Records supplied:
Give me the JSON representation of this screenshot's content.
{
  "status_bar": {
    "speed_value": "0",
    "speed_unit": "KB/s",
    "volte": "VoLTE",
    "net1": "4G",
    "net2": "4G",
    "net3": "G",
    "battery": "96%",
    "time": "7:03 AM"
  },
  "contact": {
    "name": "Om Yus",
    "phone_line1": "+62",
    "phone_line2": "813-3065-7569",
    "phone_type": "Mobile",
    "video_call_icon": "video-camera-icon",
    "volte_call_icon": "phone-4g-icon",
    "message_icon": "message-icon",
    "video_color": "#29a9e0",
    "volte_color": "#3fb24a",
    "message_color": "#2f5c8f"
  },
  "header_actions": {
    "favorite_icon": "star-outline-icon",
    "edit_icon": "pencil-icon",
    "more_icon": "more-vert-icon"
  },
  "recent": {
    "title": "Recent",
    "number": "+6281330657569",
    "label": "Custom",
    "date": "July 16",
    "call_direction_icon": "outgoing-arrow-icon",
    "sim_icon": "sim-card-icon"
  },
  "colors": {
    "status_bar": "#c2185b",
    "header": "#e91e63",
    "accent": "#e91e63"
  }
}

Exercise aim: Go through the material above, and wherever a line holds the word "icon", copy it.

Result of the task:
    "video_call_icon": "video-camera-icon",
    "volte_call_icon": "phone-4g-icon",
    "message_icon": "message-icon",
    "favorite_icon": "star-outline-icon",
    "edit_icon": "pencil-icon",
    "more_icon": "more-vert-icon"
    "call_direction_icon": "outgoing-arrow-icon",
    "sim_icon": "sim-card-icon"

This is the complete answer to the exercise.